Trans World Airlines Inc. Chairman Carl Icahn said yesterday that he may sell or break up the airline if machinists in Kansas City, Mo., and New York refuse to cross the picket lines established by the airline's 5,700 flight attendants.

Icahn said that, although more than half of TWA's regularly scheduled flights operated yesterday, the airline is experiencing problems in New York and Kansas City, where many members of the International Association of Machinists and Aerospace Workers are refusing to cross the picket lines. TWA does almost all of its long-term airplane maintenance in Kansas City, while New York's Kennedy Airport is the departure point for TWA's flights to Europe.

"If the machinists continue to honor the picket lines, we unfortunately might be forced to sell the airline," Icahn said in a telephone interview. "All of the other employe groups have been really terrific. We will have no trouble unless the machinists continue to honor the picket lines, which could lead to the sale or breakup of the airline."

Machinists officials said the union is leaving the decision of whether to cross the flight attendants' picket line up to individual members. Meanwhile, TWA asked a federal judge in Kansas City yesterday to force the machinists to go back to work, but there was no ruling.

When Icahn said "breakup of the airline," he was referring to the possibility that various TWA assets could be sold to the highest bidders. Industry analysts said American Airlines is interested in buying TWA's overseas routes, Delta Air Lines might be interested in its St. Louis hub operation, and Northwest Airlines and others might like to buy TWA's valuable PARS reservation system.

As the strike, which began early Friday morning, ended its fourth day, TWA officials said the airline operated 54 percent of its regularly scheduled flights. The airline said it expects to operate 61 percent of its normal flights today. The flight attendants union disputed the 54 percent figure, saying TWA's flights have been cut back to only 20 percent of normal.

In Washington, TWA operated 8 of 21 regularly scheduled flights from Washington National and Dulles International airports, and 3 of 5 flights from Baltimore-Washington International Airport.
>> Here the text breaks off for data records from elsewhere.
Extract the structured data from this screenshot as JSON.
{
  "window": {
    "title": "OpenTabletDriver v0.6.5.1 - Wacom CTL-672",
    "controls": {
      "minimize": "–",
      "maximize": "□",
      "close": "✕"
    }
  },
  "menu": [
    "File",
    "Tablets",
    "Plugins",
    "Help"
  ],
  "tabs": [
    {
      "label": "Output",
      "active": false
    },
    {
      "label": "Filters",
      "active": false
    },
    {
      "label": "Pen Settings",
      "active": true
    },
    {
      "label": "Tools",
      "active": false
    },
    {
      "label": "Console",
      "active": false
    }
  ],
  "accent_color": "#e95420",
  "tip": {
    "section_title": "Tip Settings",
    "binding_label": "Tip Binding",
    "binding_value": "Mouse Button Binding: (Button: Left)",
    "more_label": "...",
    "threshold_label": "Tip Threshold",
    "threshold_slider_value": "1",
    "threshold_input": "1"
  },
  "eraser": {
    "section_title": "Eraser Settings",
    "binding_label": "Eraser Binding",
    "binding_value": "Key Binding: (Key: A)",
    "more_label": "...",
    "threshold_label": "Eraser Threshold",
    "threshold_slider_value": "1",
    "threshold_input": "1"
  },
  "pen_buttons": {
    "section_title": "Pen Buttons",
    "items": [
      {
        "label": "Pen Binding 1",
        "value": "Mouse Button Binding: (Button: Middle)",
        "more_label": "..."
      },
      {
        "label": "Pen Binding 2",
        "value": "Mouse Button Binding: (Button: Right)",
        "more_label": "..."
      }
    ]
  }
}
TWA said it operated two of 14 regularly scheduled flights out of New York's LaGuardia Airport.

TWA and the flight attendants said they plan to resume negotiations over wages and work rules on Wednesday morning in Philadelphia. Icahn said yesterday that, when unsuccessful talks ended early Friday morning in Washington, he was asking the flight attendants to take a 17 percent cut in wages and work several additional hours a week. The financially troubled airline said its machinists recently agreed to a 17 percent cut in pay, while the airline's pilots agreed to a 26 percent pay cut.

The striking flight attendants have been replaced by 1,500 new hires and 1,500 supervisors. Icahn said yesterday that, even if the striking flight attendants return to work, they will not replace the new hires, who are earning salaries of about $1,000 a month, far below the average $35,000-a-year salaries of the striking flight attendants.

"We offered [the flight attendants] 17 percent pay cuts plus new work rules," Icahn said. "We certainly cannot afford to go any lower than that."

Officials of the machinists and flight attendants unions said yesterday they believe the safety of TWA's flights is jeopardized by the strike. They said airplane cabin safety has been reduced because the new hires lack the training of the strikers, and airplane safety has been hurt because the supervisors and others who have replaced the machinists lack the necessary skills to service TWA's airplanes.

Wall Street analysts expect the machinists in New York and Kansas City to go back to work soon.

"In any strike, if the employes cannot shut the airline down, they might as well go back to work," said E. F. Hutton analyst Hans Plickert. "My own feeling is that, if TWA was able today to get 50 percent of their flights into the air, then the strike will be difficult to maintain."